**Prompt**
Search the material for the word "House" and copy each line that holds it.

* * *

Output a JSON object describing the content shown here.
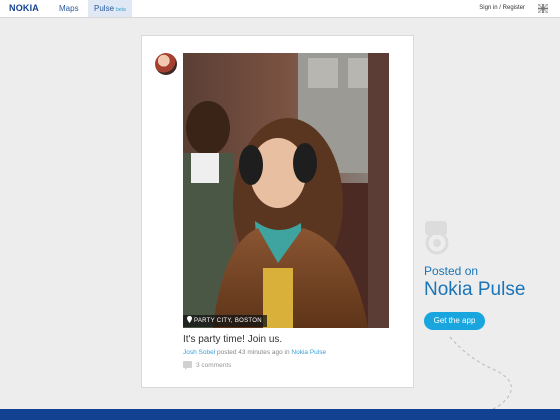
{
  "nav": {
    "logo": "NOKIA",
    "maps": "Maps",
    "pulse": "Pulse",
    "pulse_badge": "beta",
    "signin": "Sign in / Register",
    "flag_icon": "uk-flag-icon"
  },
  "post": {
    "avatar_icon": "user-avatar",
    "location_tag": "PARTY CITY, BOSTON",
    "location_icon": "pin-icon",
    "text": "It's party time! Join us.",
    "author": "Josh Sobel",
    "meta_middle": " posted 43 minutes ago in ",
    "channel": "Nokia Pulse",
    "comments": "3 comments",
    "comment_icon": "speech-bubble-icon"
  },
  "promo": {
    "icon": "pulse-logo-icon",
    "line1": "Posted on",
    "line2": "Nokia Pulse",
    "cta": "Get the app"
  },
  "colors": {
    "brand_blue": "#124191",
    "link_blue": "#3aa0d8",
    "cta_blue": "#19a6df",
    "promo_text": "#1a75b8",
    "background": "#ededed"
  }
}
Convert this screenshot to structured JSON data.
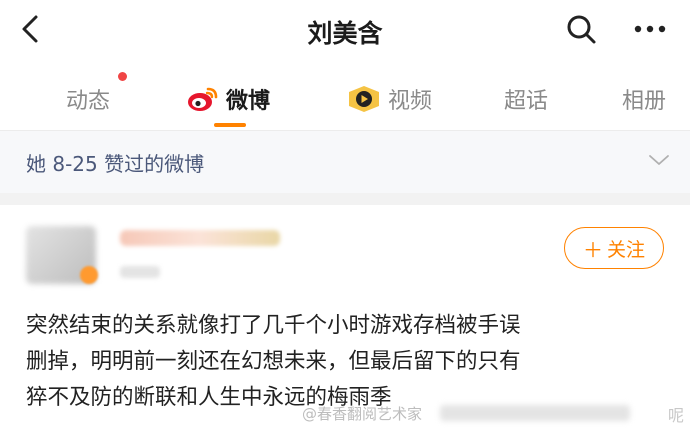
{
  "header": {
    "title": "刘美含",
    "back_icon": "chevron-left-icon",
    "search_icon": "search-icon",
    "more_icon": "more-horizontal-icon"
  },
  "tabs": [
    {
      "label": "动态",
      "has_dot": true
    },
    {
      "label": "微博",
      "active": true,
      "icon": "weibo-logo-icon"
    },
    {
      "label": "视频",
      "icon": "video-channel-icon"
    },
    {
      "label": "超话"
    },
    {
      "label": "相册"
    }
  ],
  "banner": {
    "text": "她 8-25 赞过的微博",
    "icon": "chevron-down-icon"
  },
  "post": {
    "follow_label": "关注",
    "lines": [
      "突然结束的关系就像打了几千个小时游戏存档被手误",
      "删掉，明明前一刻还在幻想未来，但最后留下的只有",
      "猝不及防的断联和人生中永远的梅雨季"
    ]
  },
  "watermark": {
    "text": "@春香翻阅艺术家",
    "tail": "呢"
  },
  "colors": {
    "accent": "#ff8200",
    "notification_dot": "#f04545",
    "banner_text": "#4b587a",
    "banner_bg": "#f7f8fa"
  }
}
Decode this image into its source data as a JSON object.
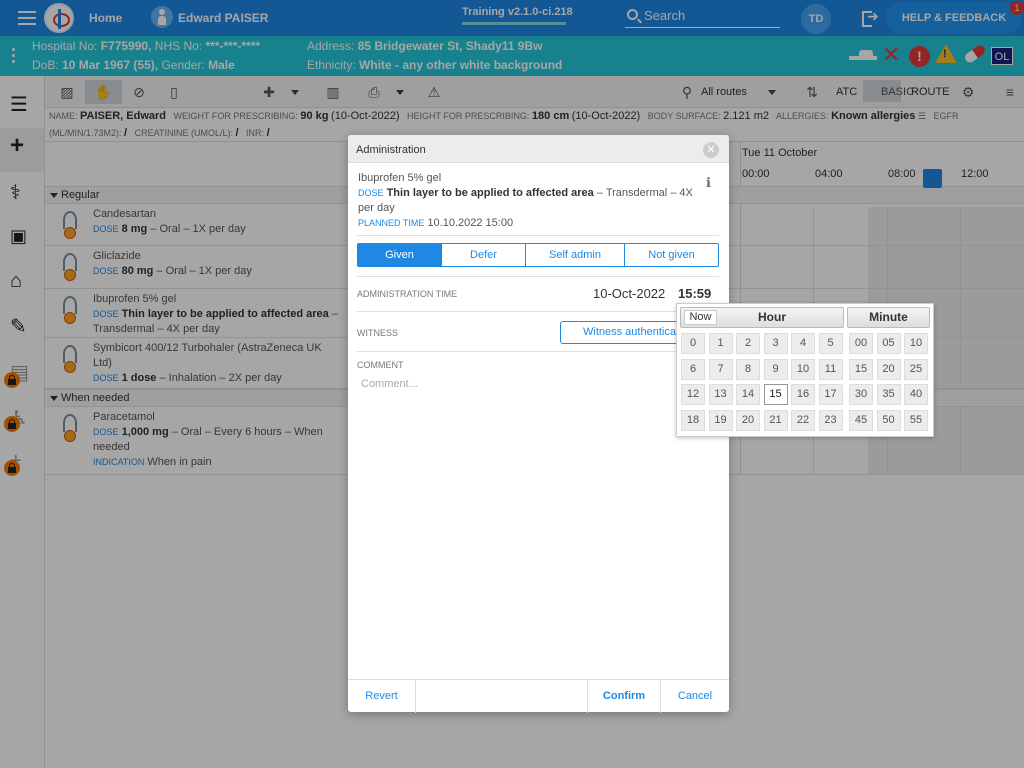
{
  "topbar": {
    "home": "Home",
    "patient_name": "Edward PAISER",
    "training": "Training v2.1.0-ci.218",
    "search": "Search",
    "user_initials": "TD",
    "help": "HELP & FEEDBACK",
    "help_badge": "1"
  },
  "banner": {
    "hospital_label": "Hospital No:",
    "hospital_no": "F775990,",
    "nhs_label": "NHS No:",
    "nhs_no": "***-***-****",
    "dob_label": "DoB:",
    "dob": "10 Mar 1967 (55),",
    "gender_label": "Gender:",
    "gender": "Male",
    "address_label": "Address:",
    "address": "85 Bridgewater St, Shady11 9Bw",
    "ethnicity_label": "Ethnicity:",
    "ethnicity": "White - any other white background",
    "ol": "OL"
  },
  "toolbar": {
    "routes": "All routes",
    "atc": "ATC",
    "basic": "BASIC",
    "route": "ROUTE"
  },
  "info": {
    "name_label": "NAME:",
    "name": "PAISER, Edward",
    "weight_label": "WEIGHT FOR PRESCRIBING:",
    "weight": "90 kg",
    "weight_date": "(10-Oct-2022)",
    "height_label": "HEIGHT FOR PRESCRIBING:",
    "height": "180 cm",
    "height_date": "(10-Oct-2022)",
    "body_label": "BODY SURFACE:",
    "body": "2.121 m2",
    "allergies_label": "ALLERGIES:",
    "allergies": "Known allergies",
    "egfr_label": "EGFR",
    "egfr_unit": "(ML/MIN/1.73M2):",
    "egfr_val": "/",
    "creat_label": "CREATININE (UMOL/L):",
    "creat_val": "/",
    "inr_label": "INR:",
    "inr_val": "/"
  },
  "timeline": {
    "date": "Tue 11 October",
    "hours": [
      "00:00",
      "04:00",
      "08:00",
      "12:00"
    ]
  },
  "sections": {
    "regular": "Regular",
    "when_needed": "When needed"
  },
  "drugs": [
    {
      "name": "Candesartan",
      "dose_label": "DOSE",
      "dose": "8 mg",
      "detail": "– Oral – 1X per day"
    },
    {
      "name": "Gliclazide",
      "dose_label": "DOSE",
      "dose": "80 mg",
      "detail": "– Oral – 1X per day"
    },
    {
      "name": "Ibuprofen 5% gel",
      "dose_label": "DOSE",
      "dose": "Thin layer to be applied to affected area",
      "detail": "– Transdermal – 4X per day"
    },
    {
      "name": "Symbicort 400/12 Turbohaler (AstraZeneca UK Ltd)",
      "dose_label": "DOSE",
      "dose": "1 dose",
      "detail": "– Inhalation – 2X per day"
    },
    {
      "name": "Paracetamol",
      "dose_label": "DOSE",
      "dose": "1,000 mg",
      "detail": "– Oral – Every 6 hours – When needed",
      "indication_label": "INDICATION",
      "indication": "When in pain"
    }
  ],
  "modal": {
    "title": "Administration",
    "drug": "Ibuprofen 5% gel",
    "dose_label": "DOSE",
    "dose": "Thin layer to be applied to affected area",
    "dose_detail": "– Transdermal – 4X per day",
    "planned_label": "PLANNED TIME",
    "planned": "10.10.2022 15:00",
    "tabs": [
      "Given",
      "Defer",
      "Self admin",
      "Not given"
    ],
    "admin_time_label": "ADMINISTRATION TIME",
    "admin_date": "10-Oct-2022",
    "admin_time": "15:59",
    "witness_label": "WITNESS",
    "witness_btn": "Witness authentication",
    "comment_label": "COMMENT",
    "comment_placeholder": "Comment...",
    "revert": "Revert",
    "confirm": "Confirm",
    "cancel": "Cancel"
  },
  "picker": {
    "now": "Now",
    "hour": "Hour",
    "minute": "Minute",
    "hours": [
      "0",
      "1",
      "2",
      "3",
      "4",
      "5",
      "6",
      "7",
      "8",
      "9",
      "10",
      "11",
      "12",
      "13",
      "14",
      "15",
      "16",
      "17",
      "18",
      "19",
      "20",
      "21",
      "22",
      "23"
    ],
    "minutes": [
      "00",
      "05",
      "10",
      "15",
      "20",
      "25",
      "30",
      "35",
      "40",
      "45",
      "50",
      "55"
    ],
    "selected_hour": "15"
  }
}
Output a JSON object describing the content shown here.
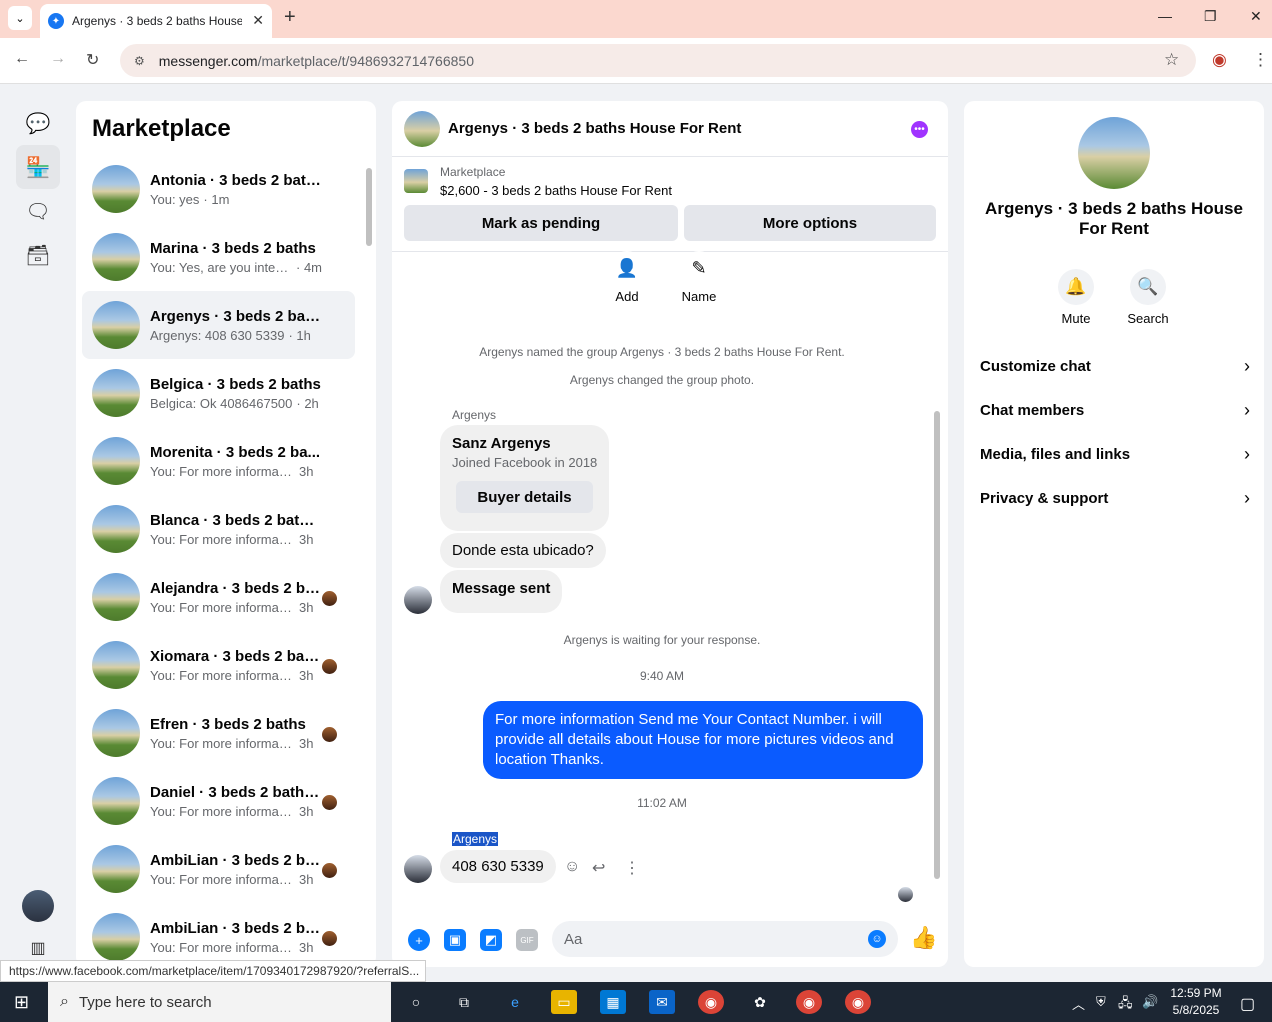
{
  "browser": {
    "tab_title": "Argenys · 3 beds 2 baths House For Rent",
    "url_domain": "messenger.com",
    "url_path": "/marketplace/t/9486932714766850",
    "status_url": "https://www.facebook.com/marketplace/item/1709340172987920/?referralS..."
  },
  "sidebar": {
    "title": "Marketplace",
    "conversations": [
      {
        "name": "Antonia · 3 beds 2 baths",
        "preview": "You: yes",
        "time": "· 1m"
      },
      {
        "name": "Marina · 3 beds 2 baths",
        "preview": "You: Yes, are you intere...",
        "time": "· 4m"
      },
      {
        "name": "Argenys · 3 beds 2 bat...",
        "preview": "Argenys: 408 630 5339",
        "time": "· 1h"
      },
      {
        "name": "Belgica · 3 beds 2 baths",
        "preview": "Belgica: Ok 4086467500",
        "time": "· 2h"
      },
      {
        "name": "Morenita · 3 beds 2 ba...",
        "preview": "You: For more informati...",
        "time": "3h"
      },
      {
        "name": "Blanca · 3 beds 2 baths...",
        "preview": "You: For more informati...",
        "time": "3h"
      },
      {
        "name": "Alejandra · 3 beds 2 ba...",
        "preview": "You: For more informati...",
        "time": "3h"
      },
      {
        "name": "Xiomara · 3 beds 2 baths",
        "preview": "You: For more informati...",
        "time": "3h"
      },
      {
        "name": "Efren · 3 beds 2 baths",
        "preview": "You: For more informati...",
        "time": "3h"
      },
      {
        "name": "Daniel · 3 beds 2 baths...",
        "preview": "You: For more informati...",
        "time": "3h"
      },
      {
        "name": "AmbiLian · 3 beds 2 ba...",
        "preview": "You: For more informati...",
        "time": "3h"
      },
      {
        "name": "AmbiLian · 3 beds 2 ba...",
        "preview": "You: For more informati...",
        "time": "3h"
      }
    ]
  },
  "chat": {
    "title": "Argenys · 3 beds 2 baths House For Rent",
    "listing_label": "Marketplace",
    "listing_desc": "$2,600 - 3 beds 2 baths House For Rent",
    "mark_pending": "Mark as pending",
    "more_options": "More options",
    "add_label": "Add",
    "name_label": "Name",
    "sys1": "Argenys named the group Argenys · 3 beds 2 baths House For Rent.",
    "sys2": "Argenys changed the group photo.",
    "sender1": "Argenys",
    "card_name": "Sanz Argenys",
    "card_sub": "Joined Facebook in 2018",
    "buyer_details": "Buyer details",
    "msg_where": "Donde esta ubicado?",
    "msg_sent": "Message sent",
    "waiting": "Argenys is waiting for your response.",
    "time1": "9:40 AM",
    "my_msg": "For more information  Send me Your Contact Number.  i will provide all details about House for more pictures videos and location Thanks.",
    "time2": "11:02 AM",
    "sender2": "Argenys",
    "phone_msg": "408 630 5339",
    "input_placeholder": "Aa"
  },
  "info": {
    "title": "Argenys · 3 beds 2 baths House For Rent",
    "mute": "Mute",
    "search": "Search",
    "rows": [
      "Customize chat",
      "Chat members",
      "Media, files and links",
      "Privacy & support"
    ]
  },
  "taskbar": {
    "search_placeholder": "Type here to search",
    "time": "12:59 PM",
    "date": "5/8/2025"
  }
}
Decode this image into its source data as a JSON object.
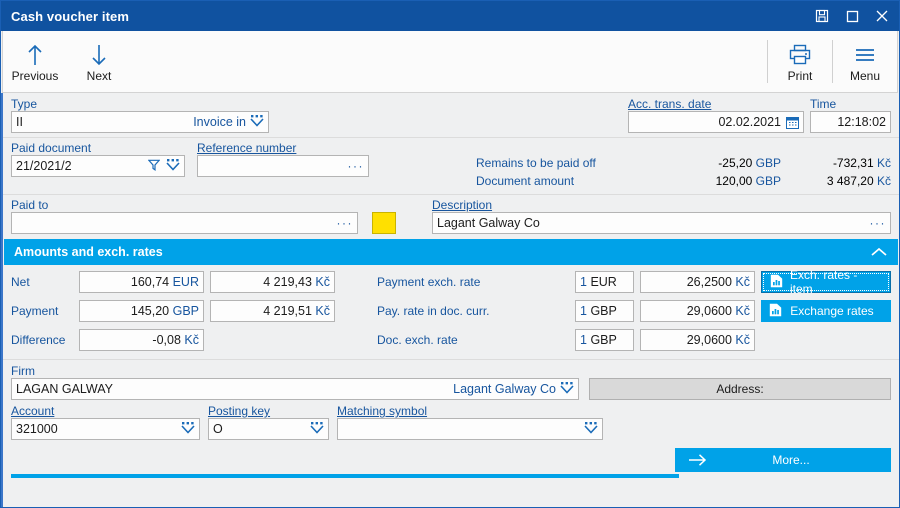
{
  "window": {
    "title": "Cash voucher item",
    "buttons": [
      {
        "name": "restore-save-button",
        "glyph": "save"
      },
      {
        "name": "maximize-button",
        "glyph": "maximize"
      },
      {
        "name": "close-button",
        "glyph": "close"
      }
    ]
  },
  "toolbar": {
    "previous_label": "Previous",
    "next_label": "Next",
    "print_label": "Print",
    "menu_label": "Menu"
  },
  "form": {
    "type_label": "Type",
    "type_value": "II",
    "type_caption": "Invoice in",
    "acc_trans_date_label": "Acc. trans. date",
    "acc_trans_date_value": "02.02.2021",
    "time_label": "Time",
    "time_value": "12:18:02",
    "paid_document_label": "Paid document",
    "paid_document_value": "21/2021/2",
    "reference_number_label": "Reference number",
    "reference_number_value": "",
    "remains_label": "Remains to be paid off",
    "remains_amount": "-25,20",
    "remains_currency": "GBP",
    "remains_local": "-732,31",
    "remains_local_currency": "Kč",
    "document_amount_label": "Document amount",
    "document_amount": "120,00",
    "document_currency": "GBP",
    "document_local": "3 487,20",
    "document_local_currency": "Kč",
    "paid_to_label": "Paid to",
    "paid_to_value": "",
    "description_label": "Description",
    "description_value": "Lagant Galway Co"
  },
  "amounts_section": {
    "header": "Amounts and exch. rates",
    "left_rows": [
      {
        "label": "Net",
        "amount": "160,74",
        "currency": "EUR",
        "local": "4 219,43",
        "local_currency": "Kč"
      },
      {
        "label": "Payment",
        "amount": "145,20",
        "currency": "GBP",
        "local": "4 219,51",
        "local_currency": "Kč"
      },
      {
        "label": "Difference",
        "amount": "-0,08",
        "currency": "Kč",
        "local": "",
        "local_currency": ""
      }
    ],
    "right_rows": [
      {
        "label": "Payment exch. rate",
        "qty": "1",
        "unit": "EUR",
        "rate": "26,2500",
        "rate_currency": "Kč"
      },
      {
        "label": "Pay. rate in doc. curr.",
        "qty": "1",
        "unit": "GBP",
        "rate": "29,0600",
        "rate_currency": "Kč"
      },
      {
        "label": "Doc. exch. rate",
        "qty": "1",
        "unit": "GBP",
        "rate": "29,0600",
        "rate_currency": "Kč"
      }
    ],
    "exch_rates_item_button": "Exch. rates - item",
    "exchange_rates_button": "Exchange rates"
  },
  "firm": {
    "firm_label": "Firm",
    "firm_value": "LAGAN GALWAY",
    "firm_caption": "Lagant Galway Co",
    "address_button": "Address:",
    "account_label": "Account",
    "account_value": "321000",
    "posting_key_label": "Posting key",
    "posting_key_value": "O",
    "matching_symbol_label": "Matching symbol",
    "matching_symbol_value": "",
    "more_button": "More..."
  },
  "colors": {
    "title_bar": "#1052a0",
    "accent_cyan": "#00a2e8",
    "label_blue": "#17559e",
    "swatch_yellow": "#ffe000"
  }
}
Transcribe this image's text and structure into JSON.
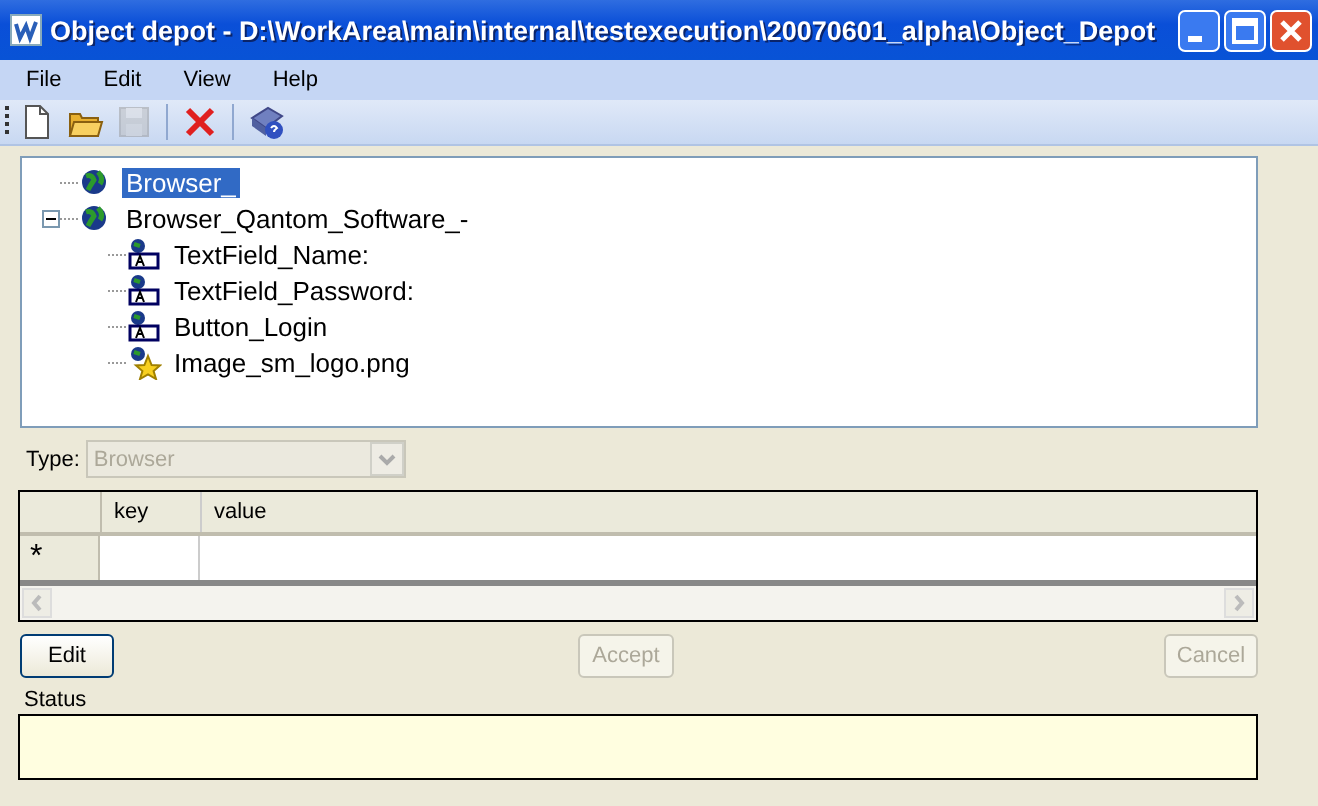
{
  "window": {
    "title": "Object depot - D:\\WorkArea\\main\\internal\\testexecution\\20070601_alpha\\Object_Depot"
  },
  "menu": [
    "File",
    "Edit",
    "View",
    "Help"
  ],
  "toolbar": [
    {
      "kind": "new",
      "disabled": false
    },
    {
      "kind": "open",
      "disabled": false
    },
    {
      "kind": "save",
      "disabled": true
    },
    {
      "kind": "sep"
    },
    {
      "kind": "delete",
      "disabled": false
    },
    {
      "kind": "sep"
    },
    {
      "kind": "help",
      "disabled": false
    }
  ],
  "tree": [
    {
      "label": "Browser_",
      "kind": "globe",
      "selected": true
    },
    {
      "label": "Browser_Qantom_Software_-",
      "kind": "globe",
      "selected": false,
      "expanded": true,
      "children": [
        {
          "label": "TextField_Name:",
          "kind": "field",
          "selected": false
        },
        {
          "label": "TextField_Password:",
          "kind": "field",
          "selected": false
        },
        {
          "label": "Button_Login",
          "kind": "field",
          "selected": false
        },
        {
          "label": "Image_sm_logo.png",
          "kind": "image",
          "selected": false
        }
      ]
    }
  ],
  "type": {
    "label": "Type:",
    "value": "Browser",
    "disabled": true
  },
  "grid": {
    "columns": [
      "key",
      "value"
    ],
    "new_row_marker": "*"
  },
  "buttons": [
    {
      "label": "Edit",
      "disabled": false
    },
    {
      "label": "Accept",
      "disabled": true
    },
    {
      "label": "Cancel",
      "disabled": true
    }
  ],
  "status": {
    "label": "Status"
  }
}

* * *

**Solution for this problem**
    "tab_title": "Argenys · 3 beds 2 baths House For Rent",
    "title": "Argenys · 3 beds 2 baths House For Rent",
    "listing_desc": "$2,600 - 3 beds 2 baths House For Rent",
    "sys1": "Argenys named the group Argenys · 3 beds 2 baths House For Rent.",
    "my_msg": "For more information  Send me Your Contact Number.  i will provide all details about House for more pictures videos and location Thanks.",
    "title": "Argenys · 3 beds 2 baths House For Rent",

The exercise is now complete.